§ THE TASK
The following data is to be repeated exactly, its pictures excluded.

§ MATERIAL TO PROCESS
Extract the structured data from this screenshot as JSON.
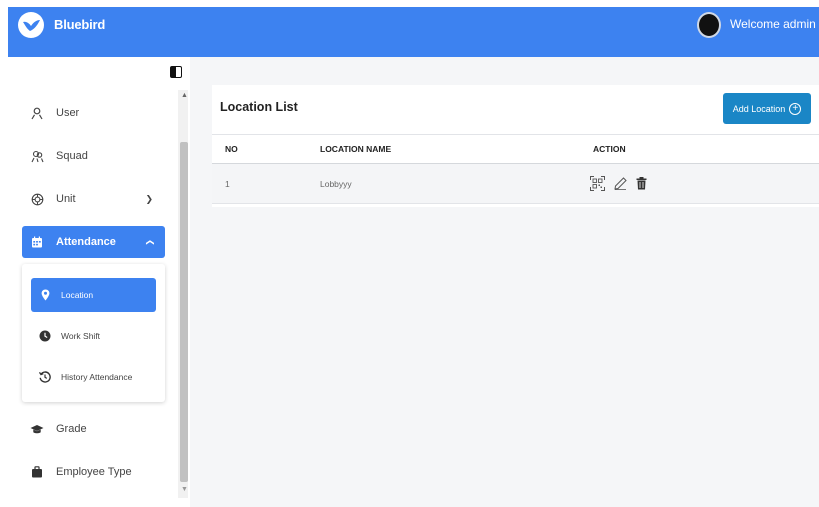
{
  "header": {
    "brand": "Bluebird",
    "welcome": "Welcome admin"
  },
  "sidebar": {
    "items": [
      {
        "label": "User",
        "icon": "user-icon"
      },
      {
        "label": "Squad",
        "icon": "users-icon"
      },
      {
        "label": "Unit",
        "icon": "unit-icon"
      },
      {
        "label": "Attendance",
        "icon": "calendar-icon"
      },
      {
        "label": "Grade",
        "icon": "graduation-cap-icon"
      },
      {
        "label": "Employee Type",
        "icon": "briefcase-icon"
      }
    ],
    "attendance_sub": [
      {
        "label": "Location",
        "icon": "map-pin-icon"
      },
      {
        "label": "Work Shift",
        "icon": "clock-icon"
      },
      {
        "label": "History Attendance",
        "icon": "history-icon"
      }
    ]
  },
  "main": {
    "title": "Location List",
    "add_button": "Add Location",
    "table": {
      "columns": [
        "NO",
        "LOCATION NAME",
        "ACTION"
      ],
      "rows": [
        {
          "no": "1",
          "name": "Lobbyyy"
        }
      ]
    }
  },
  "colors": {
    "primary": "#3d82f0",
    "button": "#1a86c6",
    "background": "#f5f6f8"
  }
}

§ ANSWER TO THIS TASK
Extract the structured data from this screenshot as JSON.
{
  "header": {
    "brand": "Bluebird",
    "welcome": "Welcome admin"
  },
  "sidebar": {
    "items": [
      {
        "label": "User",
        "icon": "user-icon"
      },
      {
        "label": "Squad",
        "icon": "users-icon"
      },
      {
        "label": "Unit",
        "icon": "unit-icon"
      },
      {
        "label": "Attendance",
        "icon": "calendar-icon"
      },
      {
        "label": "Grade",
        "icon": "graduation-cap-icon"
      },
      {
        "label": "Employee Type",
        "icon": "briefcase-icon"
      }
    ],
    "attendance_sub": [
      {
        "label": "Location",
        "icon": "map-pin-icon"
      },
      {
        "label": "Work Shift",
        "icon": "clock-icon"
      },
      {
        "label": "History Attendance",
        "icon": "history-icon"
      }
    ]
  },
  "main": {
    "title": "Location List",
    "add_button": "Add Location",
    "table": {
      "columns": [
        "NO",
        "LOCATION NAME",
        "ACTION"
      ],
      "rows": [
        {
          "no": "1",
          "name": "Lobbyyy"
        }
      ]
    }
  },
  "colors": {
    "primary": "#3d82f0",
    "button": "#1a86c6",
    "background": "#f5f6f8"
  }
}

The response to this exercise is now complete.